**Exercise directions**:
Take the entries below and return them unchanged.

------ Records provided ------

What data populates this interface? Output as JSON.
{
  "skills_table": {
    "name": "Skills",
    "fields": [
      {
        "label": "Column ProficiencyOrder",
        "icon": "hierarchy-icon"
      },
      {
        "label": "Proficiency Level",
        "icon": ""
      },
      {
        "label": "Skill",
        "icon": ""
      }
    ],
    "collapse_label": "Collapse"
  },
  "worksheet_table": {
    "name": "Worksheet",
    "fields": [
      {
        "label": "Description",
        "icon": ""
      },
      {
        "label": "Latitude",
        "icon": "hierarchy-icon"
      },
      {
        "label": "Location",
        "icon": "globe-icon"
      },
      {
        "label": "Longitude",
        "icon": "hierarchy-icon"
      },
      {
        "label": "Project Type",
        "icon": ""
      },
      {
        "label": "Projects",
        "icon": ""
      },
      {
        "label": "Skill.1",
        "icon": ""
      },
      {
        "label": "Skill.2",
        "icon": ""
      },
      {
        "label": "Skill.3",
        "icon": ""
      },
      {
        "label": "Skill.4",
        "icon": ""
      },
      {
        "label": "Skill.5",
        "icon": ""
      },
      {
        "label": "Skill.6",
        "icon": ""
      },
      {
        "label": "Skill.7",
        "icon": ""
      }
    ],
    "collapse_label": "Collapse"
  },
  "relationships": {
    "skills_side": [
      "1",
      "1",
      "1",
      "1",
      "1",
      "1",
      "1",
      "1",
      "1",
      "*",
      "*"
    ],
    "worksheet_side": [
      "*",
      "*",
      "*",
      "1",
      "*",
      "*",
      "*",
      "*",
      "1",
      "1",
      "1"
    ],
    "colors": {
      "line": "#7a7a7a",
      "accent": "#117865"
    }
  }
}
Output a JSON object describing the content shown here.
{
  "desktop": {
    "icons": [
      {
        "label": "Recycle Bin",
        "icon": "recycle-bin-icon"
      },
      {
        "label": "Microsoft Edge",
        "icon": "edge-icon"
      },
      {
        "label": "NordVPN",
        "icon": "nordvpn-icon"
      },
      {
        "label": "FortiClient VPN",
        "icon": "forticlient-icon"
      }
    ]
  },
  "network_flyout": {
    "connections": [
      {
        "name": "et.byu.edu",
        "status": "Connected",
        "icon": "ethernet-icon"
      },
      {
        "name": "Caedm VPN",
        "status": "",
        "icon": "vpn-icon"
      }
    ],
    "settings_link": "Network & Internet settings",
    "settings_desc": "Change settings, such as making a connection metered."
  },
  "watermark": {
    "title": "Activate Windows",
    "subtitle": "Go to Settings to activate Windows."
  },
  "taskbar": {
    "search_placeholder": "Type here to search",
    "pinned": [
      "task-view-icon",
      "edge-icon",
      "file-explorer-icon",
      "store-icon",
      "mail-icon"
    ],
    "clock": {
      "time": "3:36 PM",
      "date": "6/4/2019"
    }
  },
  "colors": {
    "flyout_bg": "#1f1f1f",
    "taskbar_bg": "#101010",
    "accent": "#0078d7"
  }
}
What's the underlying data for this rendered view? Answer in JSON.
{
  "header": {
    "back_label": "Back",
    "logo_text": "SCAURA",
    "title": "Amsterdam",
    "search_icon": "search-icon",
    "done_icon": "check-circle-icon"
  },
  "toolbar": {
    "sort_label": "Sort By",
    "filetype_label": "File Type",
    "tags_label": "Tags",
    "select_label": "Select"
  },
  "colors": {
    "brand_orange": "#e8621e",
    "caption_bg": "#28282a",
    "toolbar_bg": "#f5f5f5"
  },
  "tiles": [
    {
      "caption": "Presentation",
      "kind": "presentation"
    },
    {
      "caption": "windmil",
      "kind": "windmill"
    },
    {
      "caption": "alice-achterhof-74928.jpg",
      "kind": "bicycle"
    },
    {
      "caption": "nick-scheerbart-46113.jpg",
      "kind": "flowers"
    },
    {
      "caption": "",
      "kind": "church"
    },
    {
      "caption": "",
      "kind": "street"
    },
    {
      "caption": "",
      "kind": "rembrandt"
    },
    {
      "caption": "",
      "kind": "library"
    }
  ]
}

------

**Task result**:
What data populates this interface? Output as JSON.
{
  "skills_table": {
    "name": "Skills",
    "fields": [
      {
        "label": "Column ProficiencyOrder",
        "icon": "hierarchy-icon"
      },
      {
        "label": "Proficiency Level",
        "icon": ""
      },
      {
        "label": "Skill",
        "icon": ""
      }
    ],
    "collapse_label": "Collapse"
  },
  "worksheet_table": {
    "name": "Worksheet",
    "fields": [
      {
        "label": "Description",
        "icon": ""
      },
      {
        "label": "Latitude",
        "icon": "hierarchy-icon"
      },
      {
        "label": "Location",
        "icon": "globe-icon"
      },
      {
        "label": "Longitude",
        "icon": "hierarchy-icon"
      },
      {
        "label": "Project Type",
        "icon": ""
      },
      {
        "label": "Projects",
        "icon": ""
      },
      {
        "label": "Skill.1",
        "icon": ""
      },
      {
        "label": "Skill.2",
        "icon": ""
      },
      {
        "label": "Skill.3",
        "icon": ""
      },
      {
        "label": "Skill.4",
        "icon": ""
      },
      {
        "label": "Skill.5",
        "icon": ""
      },
      {
        "label": "Skill.6",
        "icon": ""
      },
      {
        "label": "Skill.7",
        "icon": ""
      }
    ],
    "collapse_label": "Collapse"
  },
  "relationships": {
    "skills_side": [
      "1",
      "1",
      "1",
      "1",
      "1",
      "1",
      "1",
      "1",
      "1",
      "*",
      "*"
    ],
    "worksheet_side": [
      "*",
      "*",
      "*",
      "1",
      "*",
      "*",
      "*",
      "*",
      "1",
      "1",
      "1"
    ],
    "colors": {
      "line": "#7a7a7a",
      "accent": "#117865"
    }
  }
}
Output a JSON object describing the content shown here.
{
  "desktop": {
    "icons": [
      {
        "label": "Recycle Bin",
        "icon": "recycle-bin-icon"
      },
      {
        "label": "Microsoft Edge",
        "icon": "edge-icon"
      },
      {
        "label": "NordVPN",
        "icon": "nordvpn-icon"
      },
      {
        "label": "FortiClient VPN",
        "icon": "forticlient-icon"
      }
    ]
  },
  "network_flyout": {
    "connections": [
      {
        "name": "et.byu.edu",
        "status": "Connected",
        "icon": "ethernet-icon"
      },
      {
        "name": "Caedm VPN",
        "status": "",
        "icon": "vpn-icon"
      }
    ],
    "settings_link": "Network & Internet settings",
    "settings_desc": "Change settings, such as making a connection metered."
  },
  "watermark": {
    "title": "Activate Windows",
    "subtitle": "Go to Settings to activate Windows."
  },
  "taskbar": {
    "search_placeholder": "Type here to search",
    "pinned": [
      "task-view-icon",
      "edge-icon",
      "file-explorer-icon",
      "store-icon",
      "mail-icon"
    ],
    "clock": {
      "time": "3:36 PM",
      "date": "6/4/2019"
    }
  },
  "colors": {
    "flyout_bg": "#1f1f1f",
    "taskbar_bg": "#101010",
    "accent": "#0078d7"
  }
}
What's the underlying data for this rendered view? Answer in JSON.
{
  "header": {
    "back_label": "Back",
    "logo_text": "SCAURA",
    "title": "Amsterdam",
    "search_icon": "search-icon",
    "done_icon": "check-circle-icon"
  },
  "toolbar": {
    "sort_label": "Sort By",
    "filetype_label": "File Type",
    "tags_label": "Tags",
    "select_label": "Select"
  },
  "colors": {
    "brand_orange": "#e8621e",
    "caption_bg": "#28282a",
    "toolbar_bg": "#f5f5f5"
  },
  "tiles": [
    {
      "caption": "Presentation",
      "kind": "presentation"
    },
    {
      "caption": "windmil",
      "kind": "windmill"
    },
    {
      "caption": "alice-achterhof-74928.jpg",
      "kind": "bicycle"
    },
    {
      "caption": "nick-scheerbart-46113.jpg",
      "kind": "flowers"
    },
    {
      "caption": "",
      "kind": "church"
    },
    {
      "caption": "",
      "kind": "street"
    },
    {
      "caption": "",
      "kind": "rembrandt"
    },
    {
      "caption": "",
      "kind": "library"
    }
  ]
}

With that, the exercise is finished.